Report the count of lines containing the word "size" in the entries below, and nothing more.
◆ ◆ ◆ ◆
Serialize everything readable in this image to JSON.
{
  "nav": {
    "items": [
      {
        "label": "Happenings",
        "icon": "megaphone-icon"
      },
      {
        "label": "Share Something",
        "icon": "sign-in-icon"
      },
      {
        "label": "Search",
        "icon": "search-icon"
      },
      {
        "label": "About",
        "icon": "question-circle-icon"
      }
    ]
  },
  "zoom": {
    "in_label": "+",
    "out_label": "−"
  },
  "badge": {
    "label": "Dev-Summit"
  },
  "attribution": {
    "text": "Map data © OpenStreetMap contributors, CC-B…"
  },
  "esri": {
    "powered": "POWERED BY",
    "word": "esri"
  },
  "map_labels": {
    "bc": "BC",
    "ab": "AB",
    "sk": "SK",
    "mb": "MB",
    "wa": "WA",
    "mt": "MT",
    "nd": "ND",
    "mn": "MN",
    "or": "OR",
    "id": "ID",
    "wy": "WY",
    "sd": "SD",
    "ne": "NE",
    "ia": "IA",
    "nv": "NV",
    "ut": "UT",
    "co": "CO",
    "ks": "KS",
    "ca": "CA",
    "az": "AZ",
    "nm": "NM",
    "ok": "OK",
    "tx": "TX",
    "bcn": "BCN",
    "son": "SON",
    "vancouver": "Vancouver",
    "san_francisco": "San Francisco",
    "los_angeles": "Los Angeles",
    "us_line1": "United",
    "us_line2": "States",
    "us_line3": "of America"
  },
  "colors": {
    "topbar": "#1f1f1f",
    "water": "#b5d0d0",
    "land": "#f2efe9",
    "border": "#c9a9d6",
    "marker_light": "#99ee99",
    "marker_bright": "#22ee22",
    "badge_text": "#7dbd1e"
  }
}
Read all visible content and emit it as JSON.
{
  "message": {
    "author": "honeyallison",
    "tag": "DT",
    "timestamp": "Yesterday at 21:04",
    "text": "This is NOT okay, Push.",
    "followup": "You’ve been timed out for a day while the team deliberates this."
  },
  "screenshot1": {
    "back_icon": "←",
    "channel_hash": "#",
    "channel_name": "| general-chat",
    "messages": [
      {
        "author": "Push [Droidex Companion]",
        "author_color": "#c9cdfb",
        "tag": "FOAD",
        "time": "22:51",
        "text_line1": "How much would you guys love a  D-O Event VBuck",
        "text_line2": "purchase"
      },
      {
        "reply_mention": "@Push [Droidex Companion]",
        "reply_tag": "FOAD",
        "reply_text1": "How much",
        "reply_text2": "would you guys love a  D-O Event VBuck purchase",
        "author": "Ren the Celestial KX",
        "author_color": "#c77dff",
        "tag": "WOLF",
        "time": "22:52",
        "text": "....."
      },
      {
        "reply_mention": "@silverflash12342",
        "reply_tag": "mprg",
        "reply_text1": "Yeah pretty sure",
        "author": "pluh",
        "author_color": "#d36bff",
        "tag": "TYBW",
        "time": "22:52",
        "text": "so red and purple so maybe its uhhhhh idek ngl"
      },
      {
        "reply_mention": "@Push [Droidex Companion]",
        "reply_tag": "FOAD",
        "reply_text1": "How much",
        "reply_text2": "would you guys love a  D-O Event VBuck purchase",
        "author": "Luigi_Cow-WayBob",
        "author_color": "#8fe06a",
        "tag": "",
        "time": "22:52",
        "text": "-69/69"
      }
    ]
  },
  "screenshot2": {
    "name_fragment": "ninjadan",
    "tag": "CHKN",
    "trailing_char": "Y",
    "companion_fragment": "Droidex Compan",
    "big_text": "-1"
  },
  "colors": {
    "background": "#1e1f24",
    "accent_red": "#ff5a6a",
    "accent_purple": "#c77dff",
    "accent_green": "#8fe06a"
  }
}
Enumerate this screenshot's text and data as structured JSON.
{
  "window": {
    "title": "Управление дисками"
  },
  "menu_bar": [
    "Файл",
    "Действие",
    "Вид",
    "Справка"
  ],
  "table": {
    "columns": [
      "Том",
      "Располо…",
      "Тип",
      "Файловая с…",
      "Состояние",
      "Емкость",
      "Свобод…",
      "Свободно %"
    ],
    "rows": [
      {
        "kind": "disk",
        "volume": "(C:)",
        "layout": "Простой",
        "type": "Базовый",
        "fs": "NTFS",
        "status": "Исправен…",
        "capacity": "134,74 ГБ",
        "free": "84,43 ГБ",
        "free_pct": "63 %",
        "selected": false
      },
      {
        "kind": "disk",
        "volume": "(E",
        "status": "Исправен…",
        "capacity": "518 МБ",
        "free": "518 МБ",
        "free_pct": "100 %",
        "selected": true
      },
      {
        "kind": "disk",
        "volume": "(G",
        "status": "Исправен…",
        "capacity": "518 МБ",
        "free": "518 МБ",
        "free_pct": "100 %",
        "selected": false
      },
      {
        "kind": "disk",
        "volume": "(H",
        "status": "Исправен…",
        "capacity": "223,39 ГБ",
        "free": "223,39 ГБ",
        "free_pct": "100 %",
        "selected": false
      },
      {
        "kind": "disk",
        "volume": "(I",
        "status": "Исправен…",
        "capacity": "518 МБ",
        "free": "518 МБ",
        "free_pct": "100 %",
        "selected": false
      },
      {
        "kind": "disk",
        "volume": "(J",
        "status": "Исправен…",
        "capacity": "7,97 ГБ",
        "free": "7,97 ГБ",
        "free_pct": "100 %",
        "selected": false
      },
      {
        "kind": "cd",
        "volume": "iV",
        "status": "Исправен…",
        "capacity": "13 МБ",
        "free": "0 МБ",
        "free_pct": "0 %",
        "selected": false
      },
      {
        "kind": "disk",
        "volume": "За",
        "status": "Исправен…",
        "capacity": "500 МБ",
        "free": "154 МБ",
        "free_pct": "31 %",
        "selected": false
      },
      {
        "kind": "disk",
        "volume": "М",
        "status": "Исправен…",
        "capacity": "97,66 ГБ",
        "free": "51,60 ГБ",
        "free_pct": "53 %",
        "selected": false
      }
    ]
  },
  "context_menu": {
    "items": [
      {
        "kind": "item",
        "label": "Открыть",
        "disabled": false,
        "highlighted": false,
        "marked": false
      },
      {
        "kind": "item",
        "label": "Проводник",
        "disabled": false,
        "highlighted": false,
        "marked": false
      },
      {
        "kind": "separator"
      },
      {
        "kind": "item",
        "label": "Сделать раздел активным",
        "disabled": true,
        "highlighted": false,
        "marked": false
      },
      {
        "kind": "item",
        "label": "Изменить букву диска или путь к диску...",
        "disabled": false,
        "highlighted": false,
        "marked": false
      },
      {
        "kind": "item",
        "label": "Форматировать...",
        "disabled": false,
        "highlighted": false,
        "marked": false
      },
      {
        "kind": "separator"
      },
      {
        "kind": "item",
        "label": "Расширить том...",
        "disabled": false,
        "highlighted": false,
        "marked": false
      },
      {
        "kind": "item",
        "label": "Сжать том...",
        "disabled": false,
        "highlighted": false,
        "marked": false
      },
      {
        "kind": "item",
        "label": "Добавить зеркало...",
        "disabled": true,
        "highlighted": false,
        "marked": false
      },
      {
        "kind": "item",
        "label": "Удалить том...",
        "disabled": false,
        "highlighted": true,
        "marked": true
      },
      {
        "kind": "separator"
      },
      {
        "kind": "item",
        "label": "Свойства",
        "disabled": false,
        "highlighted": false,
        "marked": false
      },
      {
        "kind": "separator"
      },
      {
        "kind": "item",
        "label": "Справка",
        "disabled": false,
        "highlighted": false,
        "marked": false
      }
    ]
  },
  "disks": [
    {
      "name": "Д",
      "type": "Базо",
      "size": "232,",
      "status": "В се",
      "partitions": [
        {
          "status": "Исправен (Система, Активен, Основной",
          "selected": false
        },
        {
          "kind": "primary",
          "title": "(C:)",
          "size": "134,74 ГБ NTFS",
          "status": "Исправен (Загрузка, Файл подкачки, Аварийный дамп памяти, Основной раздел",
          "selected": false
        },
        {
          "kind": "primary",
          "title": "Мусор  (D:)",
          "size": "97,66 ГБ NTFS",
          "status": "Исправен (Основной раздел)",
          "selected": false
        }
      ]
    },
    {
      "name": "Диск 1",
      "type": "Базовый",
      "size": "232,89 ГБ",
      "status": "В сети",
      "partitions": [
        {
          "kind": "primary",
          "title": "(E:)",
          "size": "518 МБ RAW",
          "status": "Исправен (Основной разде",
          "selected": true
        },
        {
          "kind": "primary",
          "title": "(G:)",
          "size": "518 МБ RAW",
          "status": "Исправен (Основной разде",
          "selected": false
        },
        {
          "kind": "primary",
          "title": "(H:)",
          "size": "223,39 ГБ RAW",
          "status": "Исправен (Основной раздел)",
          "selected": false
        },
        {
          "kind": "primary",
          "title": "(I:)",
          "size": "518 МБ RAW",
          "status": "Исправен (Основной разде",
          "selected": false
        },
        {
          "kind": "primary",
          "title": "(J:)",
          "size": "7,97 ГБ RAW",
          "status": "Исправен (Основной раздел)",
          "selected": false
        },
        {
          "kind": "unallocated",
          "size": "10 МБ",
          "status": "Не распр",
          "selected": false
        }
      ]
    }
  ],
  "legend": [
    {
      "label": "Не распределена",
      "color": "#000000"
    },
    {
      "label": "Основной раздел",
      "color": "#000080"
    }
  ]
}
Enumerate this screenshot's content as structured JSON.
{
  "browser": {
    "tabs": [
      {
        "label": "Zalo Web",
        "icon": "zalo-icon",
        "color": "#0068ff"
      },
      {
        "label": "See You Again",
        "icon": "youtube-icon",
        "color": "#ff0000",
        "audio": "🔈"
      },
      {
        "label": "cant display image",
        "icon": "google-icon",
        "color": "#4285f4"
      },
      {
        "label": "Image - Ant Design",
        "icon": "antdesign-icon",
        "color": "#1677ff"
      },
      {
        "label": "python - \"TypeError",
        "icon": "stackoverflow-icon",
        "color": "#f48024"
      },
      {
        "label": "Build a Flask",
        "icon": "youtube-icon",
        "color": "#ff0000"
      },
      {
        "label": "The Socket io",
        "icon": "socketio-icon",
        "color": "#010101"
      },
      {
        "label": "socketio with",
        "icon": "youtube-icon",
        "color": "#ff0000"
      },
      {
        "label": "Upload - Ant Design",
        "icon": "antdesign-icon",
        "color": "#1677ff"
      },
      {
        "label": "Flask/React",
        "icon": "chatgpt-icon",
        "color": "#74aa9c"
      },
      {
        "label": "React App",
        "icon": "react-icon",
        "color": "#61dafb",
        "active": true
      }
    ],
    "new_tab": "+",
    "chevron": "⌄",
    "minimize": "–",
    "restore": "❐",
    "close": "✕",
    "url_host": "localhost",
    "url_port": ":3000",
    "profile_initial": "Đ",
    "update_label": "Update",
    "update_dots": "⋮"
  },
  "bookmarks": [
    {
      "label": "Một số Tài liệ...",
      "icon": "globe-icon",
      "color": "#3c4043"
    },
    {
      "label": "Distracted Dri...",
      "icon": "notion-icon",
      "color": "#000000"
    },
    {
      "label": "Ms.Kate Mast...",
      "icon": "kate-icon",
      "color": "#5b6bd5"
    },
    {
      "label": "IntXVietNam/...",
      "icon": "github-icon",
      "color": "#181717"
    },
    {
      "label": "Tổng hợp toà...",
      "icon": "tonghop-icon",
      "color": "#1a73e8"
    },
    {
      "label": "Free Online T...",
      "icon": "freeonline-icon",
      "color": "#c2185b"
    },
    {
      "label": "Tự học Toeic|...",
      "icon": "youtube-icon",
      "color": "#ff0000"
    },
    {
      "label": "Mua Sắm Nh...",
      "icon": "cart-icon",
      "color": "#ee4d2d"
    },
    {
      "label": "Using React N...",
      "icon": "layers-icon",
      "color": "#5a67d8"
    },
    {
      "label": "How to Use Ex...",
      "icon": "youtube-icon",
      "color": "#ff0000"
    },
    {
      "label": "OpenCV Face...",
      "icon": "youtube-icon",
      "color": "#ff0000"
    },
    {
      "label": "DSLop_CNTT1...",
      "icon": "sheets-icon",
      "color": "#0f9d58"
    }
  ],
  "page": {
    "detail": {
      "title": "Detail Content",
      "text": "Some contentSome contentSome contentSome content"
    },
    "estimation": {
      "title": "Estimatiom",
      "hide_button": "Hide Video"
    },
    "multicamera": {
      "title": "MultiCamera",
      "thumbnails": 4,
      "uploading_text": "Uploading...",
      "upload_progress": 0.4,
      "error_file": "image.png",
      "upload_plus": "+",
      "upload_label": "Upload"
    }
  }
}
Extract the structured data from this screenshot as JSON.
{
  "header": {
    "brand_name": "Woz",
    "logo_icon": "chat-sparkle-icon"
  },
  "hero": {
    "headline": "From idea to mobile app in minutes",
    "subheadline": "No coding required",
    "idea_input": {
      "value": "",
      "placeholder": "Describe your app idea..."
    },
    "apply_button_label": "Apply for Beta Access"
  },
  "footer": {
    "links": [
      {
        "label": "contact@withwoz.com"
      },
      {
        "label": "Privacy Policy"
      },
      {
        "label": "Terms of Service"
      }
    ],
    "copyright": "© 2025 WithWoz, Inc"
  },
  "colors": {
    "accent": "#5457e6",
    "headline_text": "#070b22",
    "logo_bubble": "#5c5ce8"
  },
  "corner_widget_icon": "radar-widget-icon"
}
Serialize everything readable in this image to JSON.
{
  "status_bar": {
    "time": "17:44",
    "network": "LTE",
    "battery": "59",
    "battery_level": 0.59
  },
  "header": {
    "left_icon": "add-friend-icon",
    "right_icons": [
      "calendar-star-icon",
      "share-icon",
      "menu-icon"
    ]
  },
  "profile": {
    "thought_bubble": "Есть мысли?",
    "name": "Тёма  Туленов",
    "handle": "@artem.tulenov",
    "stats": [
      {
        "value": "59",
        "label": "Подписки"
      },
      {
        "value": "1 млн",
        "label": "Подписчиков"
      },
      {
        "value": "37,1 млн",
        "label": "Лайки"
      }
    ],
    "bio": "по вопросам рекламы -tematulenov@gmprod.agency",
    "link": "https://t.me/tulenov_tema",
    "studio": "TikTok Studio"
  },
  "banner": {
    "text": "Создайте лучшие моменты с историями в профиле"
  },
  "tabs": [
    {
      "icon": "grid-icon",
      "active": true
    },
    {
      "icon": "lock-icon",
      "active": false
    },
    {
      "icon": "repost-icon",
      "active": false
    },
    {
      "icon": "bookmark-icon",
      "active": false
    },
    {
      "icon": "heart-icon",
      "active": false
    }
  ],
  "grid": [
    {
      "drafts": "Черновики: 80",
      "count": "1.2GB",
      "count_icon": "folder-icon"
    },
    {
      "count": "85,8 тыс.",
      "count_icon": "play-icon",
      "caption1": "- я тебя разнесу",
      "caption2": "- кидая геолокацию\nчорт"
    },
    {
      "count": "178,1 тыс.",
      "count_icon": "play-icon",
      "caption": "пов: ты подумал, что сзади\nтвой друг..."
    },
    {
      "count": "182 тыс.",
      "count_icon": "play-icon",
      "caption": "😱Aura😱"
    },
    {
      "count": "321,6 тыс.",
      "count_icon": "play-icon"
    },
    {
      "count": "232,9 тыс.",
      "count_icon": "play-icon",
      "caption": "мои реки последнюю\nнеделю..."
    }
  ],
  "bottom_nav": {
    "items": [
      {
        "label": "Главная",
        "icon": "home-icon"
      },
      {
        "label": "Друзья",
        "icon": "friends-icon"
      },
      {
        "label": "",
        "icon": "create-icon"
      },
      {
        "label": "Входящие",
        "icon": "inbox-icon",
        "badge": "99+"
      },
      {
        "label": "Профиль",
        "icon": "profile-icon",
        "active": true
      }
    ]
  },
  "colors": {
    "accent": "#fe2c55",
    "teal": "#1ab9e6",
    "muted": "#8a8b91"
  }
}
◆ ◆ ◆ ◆
> EXERCISE OUTPUT
10